▶ **Material shown**
********
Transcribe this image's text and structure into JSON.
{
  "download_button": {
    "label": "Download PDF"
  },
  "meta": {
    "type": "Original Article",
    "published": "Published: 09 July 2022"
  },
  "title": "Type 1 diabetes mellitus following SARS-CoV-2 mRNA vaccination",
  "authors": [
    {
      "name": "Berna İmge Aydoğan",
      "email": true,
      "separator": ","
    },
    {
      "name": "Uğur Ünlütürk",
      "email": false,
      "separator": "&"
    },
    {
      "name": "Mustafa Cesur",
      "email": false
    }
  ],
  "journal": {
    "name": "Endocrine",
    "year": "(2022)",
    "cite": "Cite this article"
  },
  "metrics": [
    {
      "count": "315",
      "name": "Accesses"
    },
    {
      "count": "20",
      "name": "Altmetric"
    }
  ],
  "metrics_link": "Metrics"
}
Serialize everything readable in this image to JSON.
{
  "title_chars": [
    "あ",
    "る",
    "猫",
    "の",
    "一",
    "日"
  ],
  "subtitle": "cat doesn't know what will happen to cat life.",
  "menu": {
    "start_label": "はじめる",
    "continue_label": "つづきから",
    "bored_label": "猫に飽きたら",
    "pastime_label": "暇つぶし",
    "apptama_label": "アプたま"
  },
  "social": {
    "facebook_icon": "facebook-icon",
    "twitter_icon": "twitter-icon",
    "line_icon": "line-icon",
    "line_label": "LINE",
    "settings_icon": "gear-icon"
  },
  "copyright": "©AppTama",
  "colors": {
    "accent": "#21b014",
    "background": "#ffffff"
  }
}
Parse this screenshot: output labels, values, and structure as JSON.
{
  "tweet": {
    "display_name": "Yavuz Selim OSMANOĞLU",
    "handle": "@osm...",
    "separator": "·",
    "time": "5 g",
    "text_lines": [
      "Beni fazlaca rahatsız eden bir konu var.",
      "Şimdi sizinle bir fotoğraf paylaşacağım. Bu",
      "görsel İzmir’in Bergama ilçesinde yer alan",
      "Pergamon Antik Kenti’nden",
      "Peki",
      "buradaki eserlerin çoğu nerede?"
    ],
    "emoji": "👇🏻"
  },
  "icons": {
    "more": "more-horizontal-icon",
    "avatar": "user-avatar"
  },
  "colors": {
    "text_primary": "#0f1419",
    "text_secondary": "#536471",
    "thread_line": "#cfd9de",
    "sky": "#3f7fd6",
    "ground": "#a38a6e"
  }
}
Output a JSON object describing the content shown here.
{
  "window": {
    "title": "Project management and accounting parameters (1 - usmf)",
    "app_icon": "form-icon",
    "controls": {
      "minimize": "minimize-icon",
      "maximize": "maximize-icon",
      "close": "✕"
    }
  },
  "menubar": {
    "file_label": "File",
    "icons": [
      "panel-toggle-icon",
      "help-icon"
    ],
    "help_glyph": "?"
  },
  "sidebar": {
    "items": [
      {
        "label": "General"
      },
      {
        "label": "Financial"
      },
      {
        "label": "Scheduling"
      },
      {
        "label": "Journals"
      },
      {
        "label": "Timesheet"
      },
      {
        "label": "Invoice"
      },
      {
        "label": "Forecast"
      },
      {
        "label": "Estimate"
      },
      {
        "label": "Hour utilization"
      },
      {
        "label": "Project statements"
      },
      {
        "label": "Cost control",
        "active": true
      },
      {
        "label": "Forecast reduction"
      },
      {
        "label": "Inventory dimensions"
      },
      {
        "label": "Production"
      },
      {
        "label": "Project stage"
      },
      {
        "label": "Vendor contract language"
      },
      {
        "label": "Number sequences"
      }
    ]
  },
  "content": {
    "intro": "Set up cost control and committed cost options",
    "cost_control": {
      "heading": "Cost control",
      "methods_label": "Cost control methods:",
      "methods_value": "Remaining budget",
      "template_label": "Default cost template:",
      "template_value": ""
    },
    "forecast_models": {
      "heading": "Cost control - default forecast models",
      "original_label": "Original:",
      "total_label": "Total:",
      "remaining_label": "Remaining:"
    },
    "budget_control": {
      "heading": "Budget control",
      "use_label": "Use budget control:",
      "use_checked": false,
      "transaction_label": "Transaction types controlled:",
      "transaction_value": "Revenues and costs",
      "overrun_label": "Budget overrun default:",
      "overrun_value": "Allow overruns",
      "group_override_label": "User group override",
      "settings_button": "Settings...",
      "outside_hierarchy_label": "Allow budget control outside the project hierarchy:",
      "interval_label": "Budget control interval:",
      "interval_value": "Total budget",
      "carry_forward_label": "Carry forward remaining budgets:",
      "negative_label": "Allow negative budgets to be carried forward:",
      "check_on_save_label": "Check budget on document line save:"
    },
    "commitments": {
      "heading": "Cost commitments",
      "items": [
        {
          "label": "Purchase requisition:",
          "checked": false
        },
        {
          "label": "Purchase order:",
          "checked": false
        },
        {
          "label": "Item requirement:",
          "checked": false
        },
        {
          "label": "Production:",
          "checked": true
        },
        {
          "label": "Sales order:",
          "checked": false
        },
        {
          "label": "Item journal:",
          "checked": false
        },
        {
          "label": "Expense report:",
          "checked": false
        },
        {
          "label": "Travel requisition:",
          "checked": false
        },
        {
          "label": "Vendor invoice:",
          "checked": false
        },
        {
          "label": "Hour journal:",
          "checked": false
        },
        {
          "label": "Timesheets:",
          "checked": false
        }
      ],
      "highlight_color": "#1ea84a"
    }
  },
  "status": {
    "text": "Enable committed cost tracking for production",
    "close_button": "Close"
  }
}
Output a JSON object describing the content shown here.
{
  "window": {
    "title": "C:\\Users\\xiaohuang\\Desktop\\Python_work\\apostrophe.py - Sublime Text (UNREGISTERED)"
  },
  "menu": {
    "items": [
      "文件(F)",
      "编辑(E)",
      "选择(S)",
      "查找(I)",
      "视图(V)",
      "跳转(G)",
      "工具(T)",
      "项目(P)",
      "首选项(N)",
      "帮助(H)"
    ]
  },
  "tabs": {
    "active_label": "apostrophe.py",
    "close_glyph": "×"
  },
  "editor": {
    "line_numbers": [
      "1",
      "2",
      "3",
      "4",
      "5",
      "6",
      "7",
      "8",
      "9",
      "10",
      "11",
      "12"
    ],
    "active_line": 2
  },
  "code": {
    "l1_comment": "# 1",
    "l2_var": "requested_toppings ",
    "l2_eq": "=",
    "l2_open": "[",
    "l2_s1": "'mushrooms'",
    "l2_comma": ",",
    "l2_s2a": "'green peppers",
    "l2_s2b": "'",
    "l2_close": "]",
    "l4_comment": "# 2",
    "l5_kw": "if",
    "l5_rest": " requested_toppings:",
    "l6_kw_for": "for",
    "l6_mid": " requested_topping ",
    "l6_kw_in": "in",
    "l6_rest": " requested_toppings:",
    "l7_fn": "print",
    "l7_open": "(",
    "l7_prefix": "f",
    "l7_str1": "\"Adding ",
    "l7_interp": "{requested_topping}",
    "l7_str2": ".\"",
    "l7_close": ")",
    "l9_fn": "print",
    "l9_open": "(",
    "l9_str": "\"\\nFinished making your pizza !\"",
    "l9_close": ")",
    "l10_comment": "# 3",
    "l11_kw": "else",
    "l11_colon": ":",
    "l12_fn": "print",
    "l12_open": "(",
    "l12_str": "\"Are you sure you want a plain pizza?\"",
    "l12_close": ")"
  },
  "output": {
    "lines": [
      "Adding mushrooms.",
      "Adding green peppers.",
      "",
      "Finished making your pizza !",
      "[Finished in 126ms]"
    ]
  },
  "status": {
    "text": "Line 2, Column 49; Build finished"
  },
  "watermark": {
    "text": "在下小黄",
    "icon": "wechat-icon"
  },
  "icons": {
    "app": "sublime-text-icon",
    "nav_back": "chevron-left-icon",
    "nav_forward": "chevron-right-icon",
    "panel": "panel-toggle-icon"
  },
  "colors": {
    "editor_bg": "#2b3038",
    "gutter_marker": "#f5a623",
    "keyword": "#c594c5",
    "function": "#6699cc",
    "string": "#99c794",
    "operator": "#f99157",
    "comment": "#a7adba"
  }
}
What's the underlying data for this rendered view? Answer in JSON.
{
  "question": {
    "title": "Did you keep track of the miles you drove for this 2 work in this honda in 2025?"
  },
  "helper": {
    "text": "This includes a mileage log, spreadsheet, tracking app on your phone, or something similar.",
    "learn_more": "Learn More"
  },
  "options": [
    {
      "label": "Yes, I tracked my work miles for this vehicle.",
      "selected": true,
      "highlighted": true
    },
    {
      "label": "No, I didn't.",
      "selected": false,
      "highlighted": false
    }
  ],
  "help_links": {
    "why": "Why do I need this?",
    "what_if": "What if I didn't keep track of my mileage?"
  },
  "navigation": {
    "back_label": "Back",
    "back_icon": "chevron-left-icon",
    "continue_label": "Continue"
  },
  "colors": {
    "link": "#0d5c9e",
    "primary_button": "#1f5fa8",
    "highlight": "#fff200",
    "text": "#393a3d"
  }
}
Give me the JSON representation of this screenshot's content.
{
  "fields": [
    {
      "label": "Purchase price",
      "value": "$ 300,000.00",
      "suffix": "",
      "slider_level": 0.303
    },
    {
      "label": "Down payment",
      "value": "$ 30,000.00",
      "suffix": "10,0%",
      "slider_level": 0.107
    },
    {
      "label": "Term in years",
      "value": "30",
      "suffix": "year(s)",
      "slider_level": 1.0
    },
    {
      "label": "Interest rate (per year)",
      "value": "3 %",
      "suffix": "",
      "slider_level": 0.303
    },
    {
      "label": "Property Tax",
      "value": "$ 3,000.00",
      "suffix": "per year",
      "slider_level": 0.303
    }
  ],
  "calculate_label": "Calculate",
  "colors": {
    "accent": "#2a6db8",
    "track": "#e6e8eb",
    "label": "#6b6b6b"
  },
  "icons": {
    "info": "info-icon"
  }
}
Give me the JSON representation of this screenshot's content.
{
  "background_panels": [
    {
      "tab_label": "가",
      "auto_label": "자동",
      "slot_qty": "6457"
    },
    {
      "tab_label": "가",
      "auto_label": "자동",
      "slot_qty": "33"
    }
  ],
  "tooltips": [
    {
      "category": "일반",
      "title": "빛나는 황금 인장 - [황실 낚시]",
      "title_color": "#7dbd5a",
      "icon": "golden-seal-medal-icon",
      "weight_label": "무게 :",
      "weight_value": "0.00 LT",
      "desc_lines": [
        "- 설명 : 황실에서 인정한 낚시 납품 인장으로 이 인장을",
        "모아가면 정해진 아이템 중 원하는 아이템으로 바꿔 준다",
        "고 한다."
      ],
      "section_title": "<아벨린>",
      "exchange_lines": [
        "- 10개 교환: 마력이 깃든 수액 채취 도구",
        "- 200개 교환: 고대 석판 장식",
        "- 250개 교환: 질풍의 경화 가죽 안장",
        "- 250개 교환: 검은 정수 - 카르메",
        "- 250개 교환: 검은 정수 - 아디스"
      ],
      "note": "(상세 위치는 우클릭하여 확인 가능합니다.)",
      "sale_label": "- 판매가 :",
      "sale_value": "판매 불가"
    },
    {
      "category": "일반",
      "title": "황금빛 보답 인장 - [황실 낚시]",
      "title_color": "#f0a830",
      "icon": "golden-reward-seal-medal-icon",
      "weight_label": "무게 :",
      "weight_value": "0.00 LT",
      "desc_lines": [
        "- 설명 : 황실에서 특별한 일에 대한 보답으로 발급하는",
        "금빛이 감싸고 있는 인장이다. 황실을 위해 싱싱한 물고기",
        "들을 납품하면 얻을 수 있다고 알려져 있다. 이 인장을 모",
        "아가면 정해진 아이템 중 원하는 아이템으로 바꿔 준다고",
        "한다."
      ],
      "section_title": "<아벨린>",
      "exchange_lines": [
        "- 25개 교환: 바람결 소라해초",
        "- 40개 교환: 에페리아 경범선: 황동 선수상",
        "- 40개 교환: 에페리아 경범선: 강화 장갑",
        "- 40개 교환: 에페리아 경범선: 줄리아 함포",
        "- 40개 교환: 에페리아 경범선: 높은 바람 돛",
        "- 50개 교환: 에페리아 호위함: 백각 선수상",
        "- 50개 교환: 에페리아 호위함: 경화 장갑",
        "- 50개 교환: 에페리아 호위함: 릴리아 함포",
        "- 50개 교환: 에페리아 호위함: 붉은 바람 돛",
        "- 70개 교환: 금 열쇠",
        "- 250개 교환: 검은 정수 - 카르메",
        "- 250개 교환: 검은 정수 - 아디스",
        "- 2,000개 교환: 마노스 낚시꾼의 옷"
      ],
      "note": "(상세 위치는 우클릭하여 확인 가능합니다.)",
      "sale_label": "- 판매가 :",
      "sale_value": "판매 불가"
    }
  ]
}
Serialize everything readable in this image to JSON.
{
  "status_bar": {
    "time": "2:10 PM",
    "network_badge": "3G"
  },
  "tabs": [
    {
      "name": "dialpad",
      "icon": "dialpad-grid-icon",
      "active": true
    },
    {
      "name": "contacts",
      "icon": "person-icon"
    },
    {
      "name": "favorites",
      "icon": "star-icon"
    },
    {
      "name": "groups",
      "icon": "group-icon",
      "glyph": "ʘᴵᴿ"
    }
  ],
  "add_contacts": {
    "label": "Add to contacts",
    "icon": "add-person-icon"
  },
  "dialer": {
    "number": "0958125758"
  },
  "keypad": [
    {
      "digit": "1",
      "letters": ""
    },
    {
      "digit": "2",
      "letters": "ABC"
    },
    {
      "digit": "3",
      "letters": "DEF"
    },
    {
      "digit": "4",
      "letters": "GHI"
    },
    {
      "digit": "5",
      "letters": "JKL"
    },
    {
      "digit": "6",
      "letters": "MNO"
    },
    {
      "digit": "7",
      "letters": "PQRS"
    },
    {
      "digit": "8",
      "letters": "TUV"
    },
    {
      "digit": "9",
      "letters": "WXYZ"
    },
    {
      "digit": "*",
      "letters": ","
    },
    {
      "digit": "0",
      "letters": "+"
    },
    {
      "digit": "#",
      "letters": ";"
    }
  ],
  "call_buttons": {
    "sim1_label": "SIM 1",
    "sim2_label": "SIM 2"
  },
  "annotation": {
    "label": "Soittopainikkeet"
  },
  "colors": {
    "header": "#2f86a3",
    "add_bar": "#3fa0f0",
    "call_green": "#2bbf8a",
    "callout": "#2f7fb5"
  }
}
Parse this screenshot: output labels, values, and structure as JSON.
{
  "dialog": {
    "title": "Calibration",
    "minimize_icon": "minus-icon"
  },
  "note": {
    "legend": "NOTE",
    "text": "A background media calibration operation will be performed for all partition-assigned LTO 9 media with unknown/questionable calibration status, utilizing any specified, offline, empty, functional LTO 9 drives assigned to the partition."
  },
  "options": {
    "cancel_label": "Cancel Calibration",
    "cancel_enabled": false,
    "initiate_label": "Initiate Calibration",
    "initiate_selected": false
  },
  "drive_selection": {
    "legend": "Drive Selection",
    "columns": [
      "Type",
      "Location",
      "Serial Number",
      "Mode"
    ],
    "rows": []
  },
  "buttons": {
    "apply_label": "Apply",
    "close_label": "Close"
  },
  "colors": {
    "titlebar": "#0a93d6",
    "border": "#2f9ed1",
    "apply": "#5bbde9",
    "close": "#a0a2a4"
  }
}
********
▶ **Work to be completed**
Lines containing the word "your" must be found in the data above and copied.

▶ **Written reply**
    "l9_str": "\"\\nFinished making your pizza !\"",
      "Finished making your pizza !",
    "text": "This includes a mileage log, spreadsheet, tracking app on your phone, or something similar.",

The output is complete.